Incidentally, all this is not being put together in any Ford factory. Tickford did the production engineering and Reliant is handling the assembly, with some Ford men involved. And there are three different types of RS200s. Of the 200 needed to qualify for homologation, most will be normal (!) production cars. It is possible, however, to buy a version setup for club rallying. This option means a rally suspension with different shocks and springs plus firmer engine mounts, because noise and vibration isolation won’t be critical in competition. (There’s another half-step up with an engine that produces 300-plus bhp for England’s many national rallies.) Beyond the 200 are the 20 evolution models, which are the pure rally cars Ford will use for competition.

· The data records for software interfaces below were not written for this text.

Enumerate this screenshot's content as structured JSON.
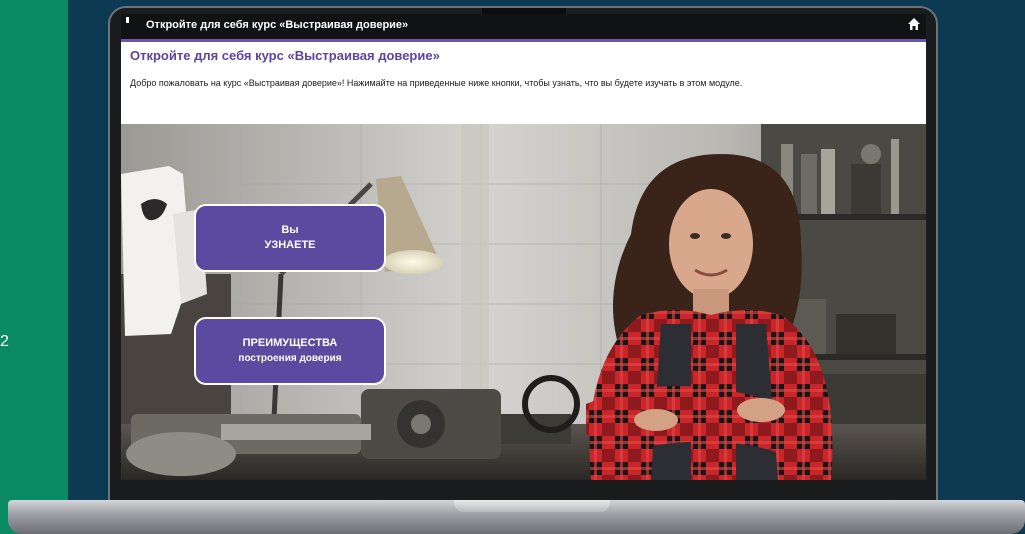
{
  "page": {
    "side_number": "2"
  },
  "course_window": {
    "title_bar": "Откройте для себя курс «Выстраивая доверие»",
    "home_icon": "home-icon",
    "heading": "Откройте для себя курс «Выстраивая доверие»",
    "intro": "Добро пожаловать на курс «Выстраивая доверие»! Нажимайте на приведенные ниже кнопки, чтобы узнать, что вы будете изучать в этом модуле."
  },
  "buttons": {
    "learn": {
      "line1": "Вы",
      "line2": "УЗНАЕТЕ"
    },
    "benefits": {
      "line1": "ПРЕИМУЩЕСТВА",
      "line2": "построения доверия"
    }
  },
  "colors": {
    "green_panel": "#0b8b63",
    "background": "#0b3a52",
    "accent_purple": "#5a4aa0",
    "heading_purple": "#5a45a0"
  }
}
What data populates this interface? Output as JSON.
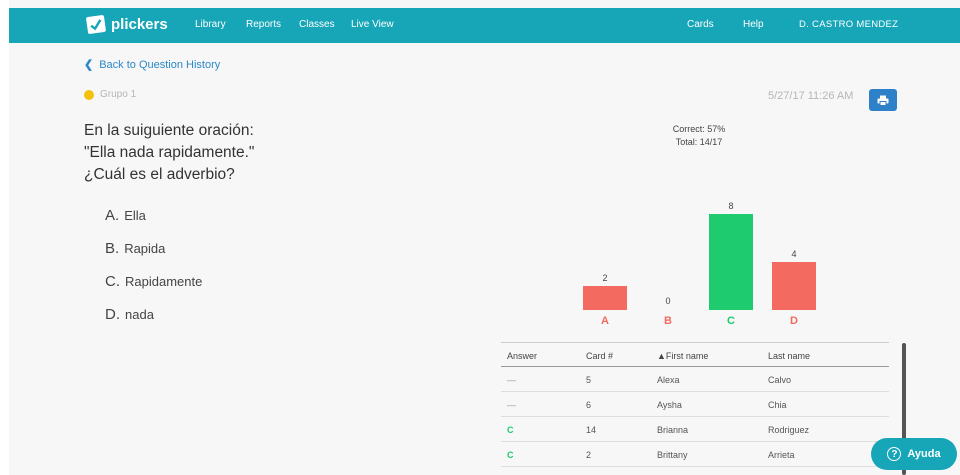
{
  "nav": {
    "logo_text": "plickers",
    "links": [
      "Library",
      "Reports",
      "Classes",
      "Live View"
    ],
    "right_links": [
      "Cards",
      "Help"
    ],
    "user": "D. CASTRO MENDEZ"
  },
  "back_link": "Back to Question History",
  "group": {
    "name": "Grupo 1",
    "color": "#f4c20d"
  },
  "timestamp": "5/27/17 11:26 AM",
  "question": {
    "line1": "En la suiguiente oración:",
    "line2": "\"Ella nada rapidamente.\"",
    "line3": "¿Cuál es el adverbio?"
  },
  "choices": [
    {
      "letter": "A.",
      "text": "Ella"
    },
    {
      "letter": "B.",
      "text": "Rapida"
    },
    {
      "letter": "C.",
      "text": "Rapidamente"
    },
    {
      "letter": "D.",
      "text": "nada"
    }
  ],
  "stats": {
    "correct": "Correct: 57%",
    "total": "Total: 14/17"
  },
  "chart_data": {
    "type": "bar",
    "categories": [
      "A",
      "B",
      "C",
      "D"
    ],
    "values": [
      2,
      0,
      8,
      4
    ],
    "correct_index": 2,
    "colors": {
      "incorrect": "#f26a60",
      "correct": "#1ecb6e"
    }
  },
  "table": {
    "headers": [
      "Answer",
      "Card #",
      "▲First name",
      "Last name"
    ],
    "rows": [
      {
        "answer": "—",
        "card": "5",
        "first": "Alexa",
        "last": "Calvo"
      },
      {
        "answer": "—",
        "card": "6",
        "first": "Aysha",
        "last": "Chia"
      },
      {
        "answer": "C",
        "card": "14",
        "first": "Brianna",
        "last": "Rodriguez"
      },
      {
        "answer": "C",
        "card": "2",
        "first": "Brittany",
        "last": "Arrieta"
      }
    ]
  },
  "help_button": {
    "label": "Ayuda",
    "icon": "?"
  }
}
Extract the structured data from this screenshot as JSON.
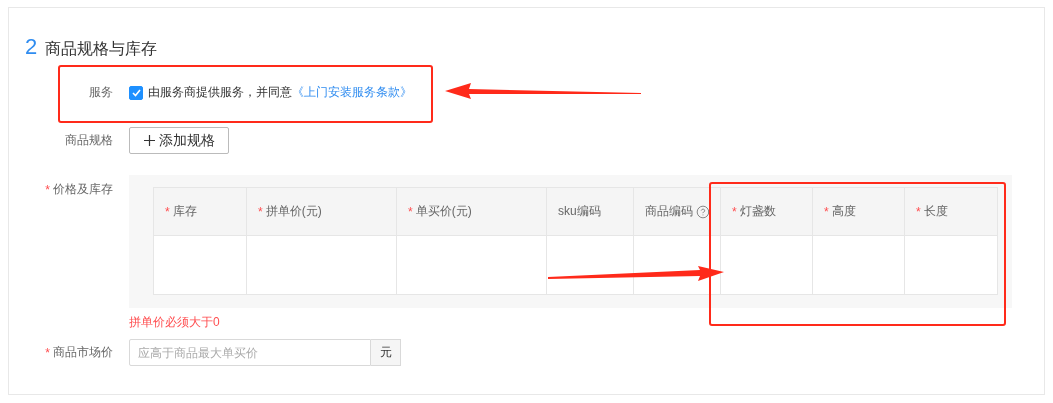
{
  "section": {
    "number": "2",
    "title": "商品规格与库存"
  },
  "service": {
    "label": "服务",
    "checked": true,
    "text": "由服务商提供服务，并同意",
    "link": "《上门安装服务条款》"
  },
  "spec": {
    "label": "商品规格",
    "button": "添加规格"
  },
  "price_stock": {
    "label": "价格及库存",
    "mark": "*",
    "columns": [
      {
        "label": "库存",
        "mark": "*",
        "help": false
      },
      {
        "label": "拼单价(元)",
        "mark": "*",
        "help": false
      },
      {
        "label": "单买价(元)",
        "mark": "*",
        "help": false
      },
      {
        "label": "sku编码",
        "help": false
      },
      {
        "label": "商品编码",
        "help": true
      },
      {
        "label": "灯盏数",
        "mark": "*",
        "help": false
      },
      {
        "label": "高度",
        "mark": "*",
        "help": false
      },
      {
        "label": "长度",
        "mark": "*",
        "help": false
      }
    ],
    "error": "拼单价必须大于0"
  },
  "market_price": {
    "label": "商品市场价",
    "mark": "*",
    "placeholder": "应高于商品最大单买价",
    "unit": "元"
  }
}
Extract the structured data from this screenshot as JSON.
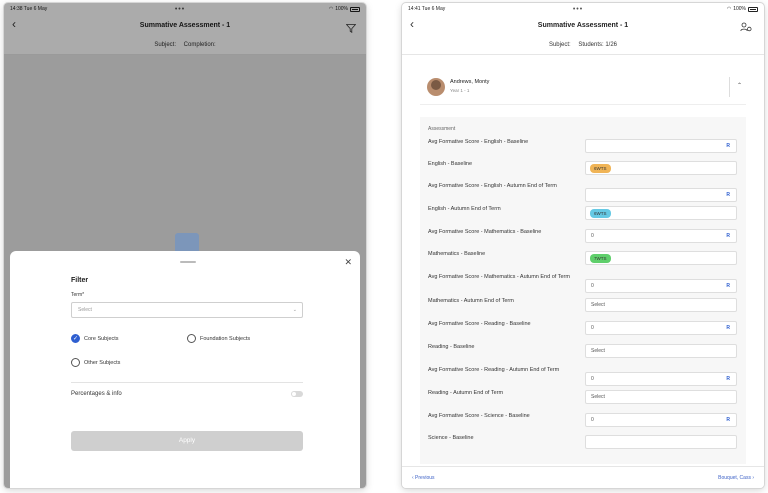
{
  "left": {
    "status": {
      "time": "14:38  Tue 6 May",
      "dots": "•••",
      "battery": "100%"
    },
    "title": "Summative Assessment  - 1",
    "subject_label": "Subject:",
    "completion_label": "Completion:",
    "filter_sheet": {
      "title": "Filter",
      "term_label": "Term*",
      "term_placeholder": "Select",
      "options": {
        "core": "Core Subjects",
        "foundation": "Foundation Subjects",
        "other": "Other Subjects"
      },
      "percent_label": "Percentages & info",
      "apply": "Apply"
    }
  },
  "right": {
    "status": {
      "time": "14:41  Tue 6 May",
      "dots": "•••",
      "battery": "100%"
    },
    "title": "Summative Assessment  - 1",
    "subject_label": "Subject:",
    "students_label": "Students: 1/26",
    "student": {
      "name": "Andrews, Monty",
      "year": "Year 1 - 1"
    },
    "assessment_heading": "Assessment",
    "rows": [
      {
        "label": "Avg Formative Score - English - Baseline",
        "value": "",
        "r": "R"
      },
      {
        "label": "English - Baseline",
        "pill": "6WTS",
        "pill_color": "#f0b456"
      },
      {
        "label": "Avg Formative Score - English - Autumn End of Term",
        "value": "",
        "r": "R"
      },
      {
        "label": "English - Autumn End of Term",
        "pill": "6WTS",
        "pill_color": "#65c9e4"
      },
      {
        "label": "Avg Formative Score - Mathematics - Baseline",
        "value": "0",
        "r": "R"
      },
      {
        "label": "Mathematics - Baseline",
        "pill": "7WTS",
        "pill_color": "#5fcf6b"
      },
      {
        "label": "Avg Formative Score - Mathematics - Autumn End of Term",
        "value": "0",
        "r": "R"
      },
      {
        "label": "Mathematics - Autumn End of Term",
        "value": "Select"
      },
      {
        "label": "Avg Formative Score - Reading - Baseline",
        "value": "0",
        "r": "R"
      },
      {
        "label": "Reading - Baseline",
        "value": "Select"
      },
      {
        "label": "Avg Formative Score - Reading - Autumn End of Term",
        "value": "0",
        "r": "R"
      },
      {
        "label": "Reading - Autumn End of Term",
        "value": "Select"
      },
      {
        "label": "Avg Formative Score - Science - Baseline",
        "value": "0",
        "r": "R"
      },
      {
        "label": "Science - Baseline",
        "value": ""
      }
    ],
    "prev": "‹ Previous",
    "next": "Bouquet, Cass ›"
  }
}
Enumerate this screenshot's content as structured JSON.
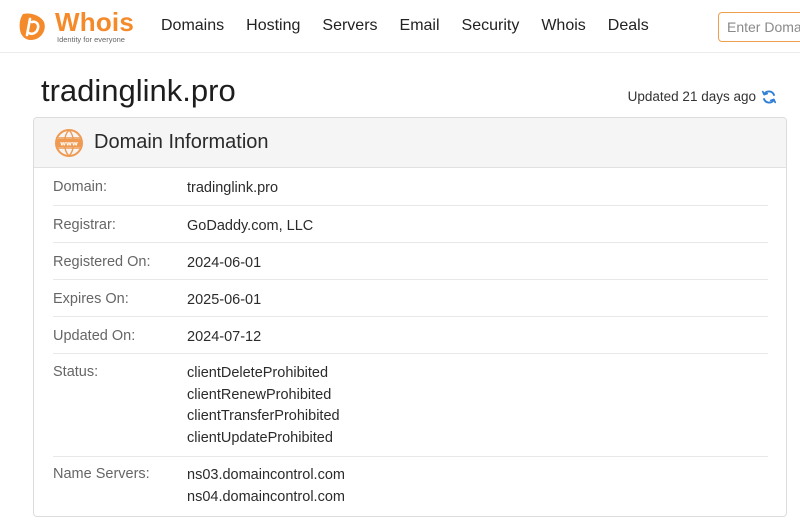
{
  "header": {
    "logo_word": "Whois",
    "logo_tagline": "Identity for everyone",
    "nav": [
      "Domains",
      "Hosting",
      "Servers",
      "Email",
      "Security",
      "Whois",
      "Deals"
    ],
    "search_placeholder": "Enter Domain or IP"
  },
  "page": {
    "title": "tradinglink.pro",
    "updated_text": "Updated 21 days ago"
  },
  "card": {
    "title": "Domain Information",
    "rows": [
      {
        "label": "Domain:",
        "values": [
          "tradinglink.pro"
        ]
      },
      {
        "label": "Registrar:",
        "values": [
          "GoDaddy.com, LLC"
        ]
      },
      {
        "label": "Registered On:",
        "values": [
          "2024-06-01"
        ]
      },
      {
        "label": "Expires On:",
        "values": [
          "2025-06-01"
        ]
      },
      {
        "label": "Updated On:",
        "values": [
          "2024-07-12"
        ]
      },
      {
        "label": "Status:",
        "values": [
          "clientDeleteProhibited",
          "clientRenewProhibited",
          "clientTransferProhibited",
          "clientUpdateProhibited"
        ]
      },
      {
        "label": "Name Servers:",
        "values": [
          "ns03.domaincontrol.com",
          "ns04.domaincontrol.com"
        ]
      }
    ]
  },
  "colors": {
    "brand_orange": "#f58a2b",
    "refresh_blue": "#2f7fd6"
  },
  "icons": {
    "logo": "whois-logo-icon",
    "refresh": "refresh-icon",
    "card": "www-globe-icon"
  }
}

I had the chance to drive both street and club rally versions of the RS200 at Boreham. It was a dark, wet, gray Saturday with other test vehicles on the track, so it wasn’t a day to get overly enthusiastic. The lasting impression was the way you could feel the front drive. In a Quattro, you’re very aware of the front weight bias, while the RS200 has a much more balanced feel. Coming out of one particularly tight corner, you can sense the back end trying to work its way to the outside, while the drive at the front wheels is pulling its end out to stay ahead of the back. This is a very nice sensation, making it easy to understand the enormous spin a test driver reportedly suffered in the early development stages of the car when he inadvertently switched from 4wd to 2wd between corners. Ford’s numbers put 0-60 mph in the street version at less than 5 seconds, with a top speed of 142 mph. I don’t know about you. but that’s certainly enough for me.
Who knows, perhaps the next time I talk with John Wheeler it may be to congratulate him on the RS200’s first rally victory.